Pete Seeger, the iconic folk singer and activist, died Sunday in New York City. He was 94.
Seeger inspired generations with his music and message, including fellow travelers like Dylan, Baez and Springsteen along the way. The poet Carl Sandburg called him “America’s tuning fork,” while the musicologist Alan Lomax declared that folk music was born the day Pete Seeger met Woody Guthrie (March 3, 1940, if you’re curious). Songs written or popularized by Seeger over the years include titles like “If I Had a Hammer,” “Pay Me My Money Down,” and “We Shall Overcome,” and have become synonymous not only with American folk music, but political activism.

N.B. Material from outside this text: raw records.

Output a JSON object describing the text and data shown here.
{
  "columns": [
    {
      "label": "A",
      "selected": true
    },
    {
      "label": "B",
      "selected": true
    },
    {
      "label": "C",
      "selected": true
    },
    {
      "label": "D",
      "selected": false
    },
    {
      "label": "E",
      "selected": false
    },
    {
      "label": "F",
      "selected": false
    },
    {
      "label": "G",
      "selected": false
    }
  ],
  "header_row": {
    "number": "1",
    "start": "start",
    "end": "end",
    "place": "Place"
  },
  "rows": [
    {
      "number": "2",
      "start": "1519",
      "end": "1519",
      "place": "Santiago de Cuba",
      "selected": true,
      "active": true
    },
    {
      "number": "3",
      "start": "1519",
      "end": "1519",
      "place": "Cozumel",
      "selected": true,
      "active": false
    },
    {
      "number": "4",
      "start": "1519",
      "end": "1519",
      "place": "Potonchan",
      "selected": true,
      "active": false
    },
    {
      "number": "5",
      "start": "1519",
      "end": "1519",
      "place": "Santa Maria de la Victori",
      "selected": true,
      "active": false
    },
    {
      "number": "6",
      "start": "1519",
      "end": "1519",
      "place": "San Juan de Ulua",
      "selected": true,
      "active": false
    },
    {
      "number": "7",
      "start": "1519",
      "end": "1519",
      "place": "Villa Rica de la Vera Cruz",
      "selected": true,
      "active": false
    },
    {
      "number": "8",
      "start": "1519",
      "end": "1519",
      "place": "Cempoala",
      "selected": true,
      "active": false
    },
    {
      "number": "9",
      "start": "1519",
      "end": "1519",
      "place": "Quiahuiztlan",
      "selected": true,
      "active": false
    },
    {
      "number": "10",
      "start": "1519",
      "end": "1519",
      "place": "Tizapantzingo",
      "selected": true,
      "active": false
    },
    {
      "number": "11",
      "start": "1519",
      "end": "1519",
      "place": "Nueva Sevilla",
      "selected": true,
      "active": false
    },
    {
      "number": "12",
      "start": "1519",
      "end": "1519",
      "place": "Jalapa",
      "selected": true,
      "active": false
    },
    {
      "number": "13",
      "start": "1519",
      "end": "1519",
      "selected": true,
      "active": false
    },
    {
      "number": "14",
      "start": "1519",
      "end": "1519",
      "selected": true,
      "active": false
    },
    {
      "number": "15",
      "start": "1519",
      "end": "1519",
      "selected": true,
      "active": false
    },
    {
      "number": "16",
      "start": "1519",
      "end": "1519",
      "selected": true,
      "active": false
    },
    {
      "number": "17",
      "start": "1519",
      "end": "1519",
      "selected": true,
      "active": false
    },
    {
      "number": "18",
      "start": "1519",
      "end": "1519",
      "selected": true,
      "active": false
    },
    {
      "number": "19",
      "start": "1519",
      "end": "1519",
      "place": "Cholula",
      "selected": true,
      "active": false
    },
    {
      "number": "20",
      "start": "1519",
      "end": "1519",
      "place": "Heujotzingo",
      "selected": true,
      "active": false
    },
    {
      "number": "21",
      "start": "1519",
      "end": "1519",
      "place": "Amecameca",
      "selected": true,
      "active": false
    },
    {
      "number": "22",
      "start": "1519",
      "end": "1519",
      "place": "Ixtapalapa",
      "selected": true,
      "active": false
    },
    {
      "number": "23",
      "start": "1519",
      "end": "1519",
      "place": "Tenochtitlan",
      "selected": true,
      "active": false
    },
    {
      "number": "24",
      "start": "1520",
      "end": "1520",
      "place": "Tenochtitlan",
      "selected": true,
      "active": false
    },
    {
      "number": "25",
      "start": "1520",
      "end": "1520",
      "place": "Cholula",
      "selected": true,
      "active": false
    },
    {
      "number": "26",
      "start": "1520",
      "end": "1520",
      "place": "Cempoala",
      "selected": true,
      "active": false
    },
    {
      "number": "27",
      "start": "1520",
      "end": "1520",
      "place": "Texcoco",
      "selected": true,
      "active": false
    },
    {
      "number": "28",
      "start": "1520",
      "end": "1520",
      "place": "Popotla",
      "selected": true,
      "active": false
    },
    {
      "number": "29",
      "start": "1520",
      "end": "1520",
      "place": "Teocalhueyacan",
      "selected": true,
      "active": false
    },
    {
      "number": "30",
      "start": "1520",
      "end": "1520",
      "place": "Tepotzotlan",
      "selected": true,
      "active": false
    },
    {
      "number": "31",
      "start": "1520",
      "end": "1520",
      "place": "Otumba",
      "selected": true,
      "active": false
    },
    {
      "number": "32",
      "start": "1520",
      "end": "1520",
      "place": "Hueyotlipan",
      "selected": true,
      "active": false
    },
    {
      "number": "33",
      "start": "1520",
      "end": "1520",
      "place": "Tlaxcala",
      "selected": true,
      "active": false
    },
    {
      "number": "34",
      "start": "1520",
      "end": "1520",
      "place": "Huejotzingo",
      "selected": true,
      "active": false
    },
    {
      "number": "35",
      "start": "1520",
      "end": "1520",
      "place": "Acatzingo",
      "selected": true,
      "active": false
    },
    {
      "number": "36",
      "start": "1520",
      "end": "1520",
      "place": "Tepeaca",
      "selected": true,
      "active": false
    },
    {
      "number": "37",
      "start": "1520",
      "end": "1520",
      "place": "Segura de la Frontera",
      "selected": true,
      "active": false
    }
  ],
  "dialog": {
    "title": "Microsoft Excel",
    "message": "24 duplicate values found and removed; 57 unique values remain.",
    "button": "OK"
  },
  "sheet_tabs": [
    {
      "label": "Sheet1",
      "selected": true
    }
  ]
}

Pete Seeger is survived by three children and six grandchildren, and was preceded in death by his wife Toshi last summer. He was to have received the inaugural Woody Guthrie Award next month.